Activity
Repeat the entire listing exactly as written.

Records shown: Begin

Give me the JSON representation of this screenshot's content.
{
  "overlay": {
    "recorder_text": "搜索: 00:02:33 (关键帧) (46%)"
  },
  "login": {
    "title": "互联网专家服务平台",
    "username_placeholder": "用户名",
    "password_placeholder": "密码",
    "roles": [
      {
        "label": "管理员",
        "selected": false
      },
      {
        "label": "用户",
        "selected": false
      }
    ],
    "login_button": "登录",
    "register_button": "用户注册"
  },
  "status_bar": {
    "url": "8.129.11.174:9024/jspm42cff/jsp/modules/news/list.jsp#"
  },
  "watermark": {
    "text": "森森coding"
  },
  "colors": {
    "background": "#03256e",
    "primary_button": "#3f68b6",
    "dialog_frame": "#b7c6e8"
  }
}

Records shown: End

Output
Give me the JSON representation of this screenshot's content.
{
  "overlay": {
    "recorder_text": "搜索: 00:02:33 (关键帧) (46%)"
  },
  "login": {
    "title": "互联网专家服务平台",
    "username_placeholder": "用户名",
    "password_placeholder": "密码",
    "roles": [
      {
        "label": "管理员",
        "selected": false
      },
      {
        "label": "用户",
        "selected": false
      }
    ],
    "login_button": "登录",
    "register_button": "用户注册"
  },
  "status_bar": {
    "url": "8.129.11.174:9024/jspm42cff/jsp/modules/news/list.jsp#"
  },
  "watermark": {
    "text": "森森coding"
  },
  "colors": {
    "background": "#03256e",
    "primary_button": "#3f68b6",
    "dialog_frame": "#b7c6e8"
  }
}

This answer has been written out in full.